shit    
Erik Poll committed
233
234
235
236
237
238
239
240
241
242
243
244
%
To detect non-determinism, we cache all new observations in an SQLite database and verify observations against this cache. 
\marginpar{\tiny Erik: the text does not explain what we do if non-determinism
is detected. Do we ignore the new trace and report the old one from the
database? And/or warn that non-determinism is happening?}
The cache also enables us to answer to queries answered before
without running inputs on the {\dsut}. This transcended consecutive
learning runs, as we could reload the cache from a previous run,
enabling quick response of all queries up to the point the previous
run ended.\marginpar{\tiny Erik: but the trace still has to be
re-run, right, if we want to extend it beyond the end of the previous
run?}
245

Paul Fiterau Brostean's avatar
Paul Fiterau Brostean committed
246
247

%A subsequent identical learning run can quickly resume from where the previous one was ended, as the cache from the previous run is used to quickly respond to all queries up to the point the previous run ended.
248

Erik Poll's avatar
shit    
Erik Poll committed
249
250
251
252
253
An SSH server may also produce a sequence of outputs in response to an
input. This means it is not behaving as a Mealy machines, which allow
allow for only one output. Dealing with this is simple: the {\dmapper}
concatenates all outputs into one, and it produces this sequence
as the single output to the {\dlearner}. 
254

Erik Poll's avatar
shit    
Erik Poll committed
255
256
257
258
259
260
261
262
263
264
265
266
Another challenge is presented by buffering, which leads to an
explosion of states in learning, as buffers cannot be described
succinctly by Mealy machines.
We have encountered buffering in two situations. Firstly, some
implementations buffer responses during a key re-exchange; only once
the rekeying is complete, are all these queued responses released, all
at once. This leads to a \textsc{newkeys} response (indicating
rekeying has completed), directly followed by all buffered responses.
This would lead to non-termination of the learning algorithm, as for
every sequence of buffered messages there is a different respone.  To
prevent this, we treat the sequence of queued responses
as a single output \textsc{buffered}.
267

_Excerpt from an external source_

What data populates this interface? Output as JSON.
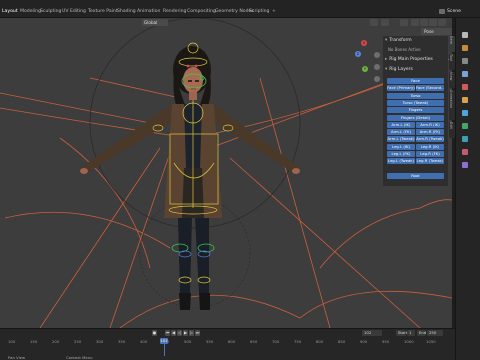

Erik Poll's avatar
shit    
Erik Poll committed
268
269
270
271
272
273
Secondly, buffering happens when opening and closing channels,
since a SUT can close only as many channels as have previously been
opened. For this reason, we restrict the number of simultaneously open
channels to one. The {\dmapper} returns a custom response
\textsc{ch\_max} to a \textsc{ch\_open} message whenever this limit is
reached.